**DATASET RECORDS**
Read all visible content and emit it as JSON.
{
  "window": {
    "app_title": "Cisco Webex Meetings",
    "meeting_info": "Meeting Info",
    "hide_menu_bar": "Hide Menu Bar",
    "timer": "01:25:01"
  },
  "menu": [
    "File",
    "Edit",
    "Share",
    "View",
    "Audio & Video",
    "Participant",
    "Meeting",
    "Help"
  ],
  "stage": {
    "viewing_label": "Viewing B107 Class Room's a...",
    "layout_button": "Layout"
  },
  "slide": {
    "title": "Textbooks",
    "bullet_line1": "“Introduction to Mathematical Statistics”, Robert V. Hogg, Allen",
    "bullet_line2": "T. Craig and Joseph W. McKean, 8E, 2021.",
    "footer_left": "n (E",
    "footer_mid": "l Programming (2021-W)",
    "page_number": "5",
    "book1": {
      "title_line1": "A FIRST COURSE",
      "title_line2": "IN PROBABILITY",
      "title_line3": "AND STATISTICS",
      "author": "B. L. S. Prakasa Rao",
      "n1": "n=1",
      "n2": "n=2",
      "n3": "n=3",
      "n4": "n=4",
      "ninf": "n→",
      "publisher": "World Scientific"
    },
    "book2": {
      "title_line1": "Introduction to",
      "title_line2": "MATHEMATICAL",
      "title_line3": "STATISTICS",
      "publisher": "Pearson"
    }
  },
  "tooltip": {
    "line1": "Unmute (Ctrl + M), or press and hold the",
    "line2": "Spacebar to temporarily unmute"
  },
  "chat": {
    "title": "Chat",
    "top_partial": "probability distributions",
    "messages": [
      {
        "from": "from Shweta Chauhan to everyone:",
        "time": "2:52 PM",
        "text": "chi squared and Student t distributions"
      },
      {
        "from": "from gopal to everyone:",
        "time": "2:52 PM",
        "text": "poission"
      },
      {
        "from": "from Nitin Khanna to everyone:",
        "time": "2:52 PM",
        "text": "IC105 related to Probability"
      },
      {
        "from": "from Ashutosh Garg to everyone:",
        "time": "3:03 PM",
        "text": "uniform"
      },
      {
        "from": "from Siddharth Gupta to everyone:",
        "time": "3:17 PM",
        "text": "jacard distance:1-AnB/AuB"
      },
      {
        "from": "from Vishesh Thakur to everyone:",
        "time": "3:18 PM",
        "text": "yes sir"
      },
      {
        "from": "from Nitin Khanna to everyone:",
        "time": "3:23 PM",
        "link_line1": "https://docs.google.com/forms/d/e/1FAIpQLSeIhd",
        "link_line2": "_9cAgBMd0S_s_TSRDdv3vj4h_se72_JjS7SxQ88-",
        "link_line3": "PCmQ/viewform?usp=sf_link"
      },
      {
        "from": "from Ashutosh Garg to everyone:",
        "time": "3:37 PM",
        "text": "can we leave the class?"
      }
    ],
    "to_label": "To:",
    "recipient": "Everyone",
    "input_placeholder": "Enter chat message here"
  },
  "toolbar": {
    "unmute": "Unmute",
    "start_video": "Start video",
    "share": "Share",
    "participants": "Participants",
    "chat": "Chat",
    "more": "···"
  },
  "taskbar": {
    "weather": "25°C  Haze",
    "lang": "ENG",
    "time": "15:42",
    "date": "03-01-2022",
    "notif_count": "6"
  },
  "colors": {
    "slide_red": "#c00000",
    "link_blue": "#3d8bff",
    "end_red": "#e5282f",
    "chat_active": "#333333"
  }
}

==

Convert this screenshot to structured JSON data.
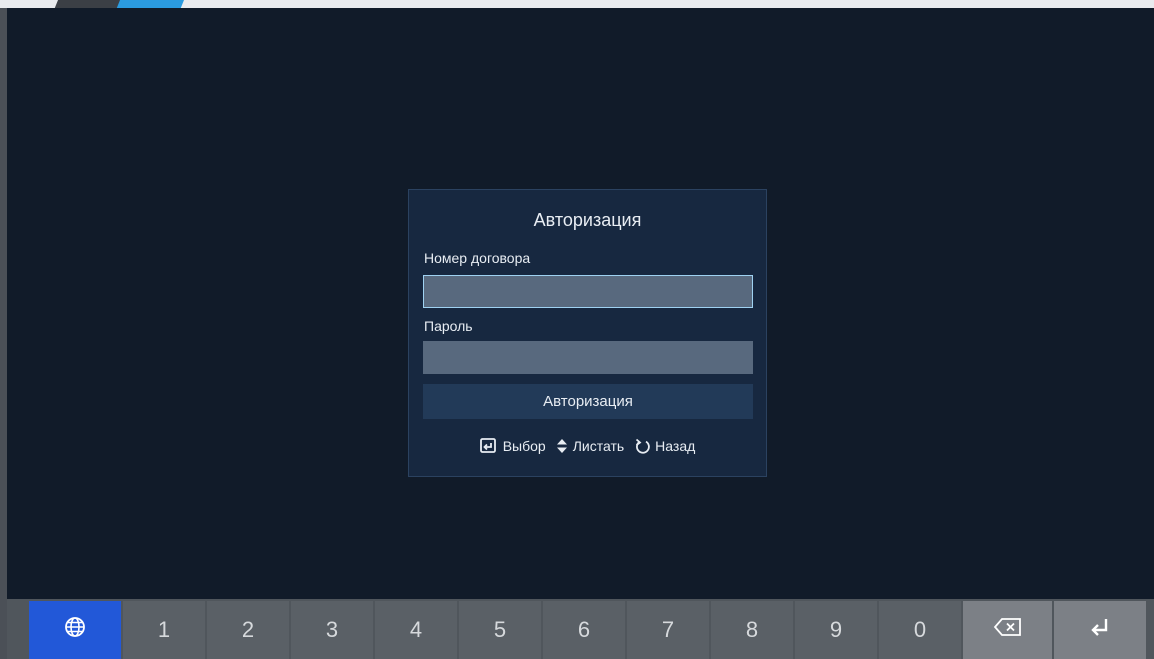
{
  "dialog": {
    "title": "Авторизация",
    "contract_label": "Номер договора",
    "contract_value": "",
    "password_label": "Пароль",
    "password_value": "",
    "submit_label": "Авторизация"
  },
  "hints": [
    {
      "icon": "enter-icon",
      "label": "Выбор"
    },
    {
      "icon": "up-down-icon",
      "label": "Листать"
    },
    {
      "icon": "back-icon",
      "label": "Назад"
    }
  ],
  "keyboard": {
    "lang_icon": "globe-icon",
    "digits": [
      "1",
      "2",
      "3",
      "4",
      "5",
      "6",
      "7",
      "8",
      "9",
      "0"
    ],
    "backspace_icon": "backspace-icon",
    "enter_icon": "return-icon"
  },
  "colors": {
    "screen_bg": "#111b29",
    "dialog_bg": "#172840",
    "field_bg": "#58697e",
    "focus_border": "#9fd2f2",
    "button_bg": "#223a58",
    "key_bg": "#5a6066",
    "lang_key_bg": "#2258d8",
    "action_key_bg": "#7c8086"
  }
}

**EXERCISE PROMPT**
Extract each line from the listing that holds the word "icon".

**ANSWER BELOW**
      "icon": "enter-icon",
      "icon": "up-down-icon",
      "icon": "back-icon",
    "lang_icon": "globe-icon",
    "backspace_icon": "backspace-icon",
    "enter_icon": "return-icon"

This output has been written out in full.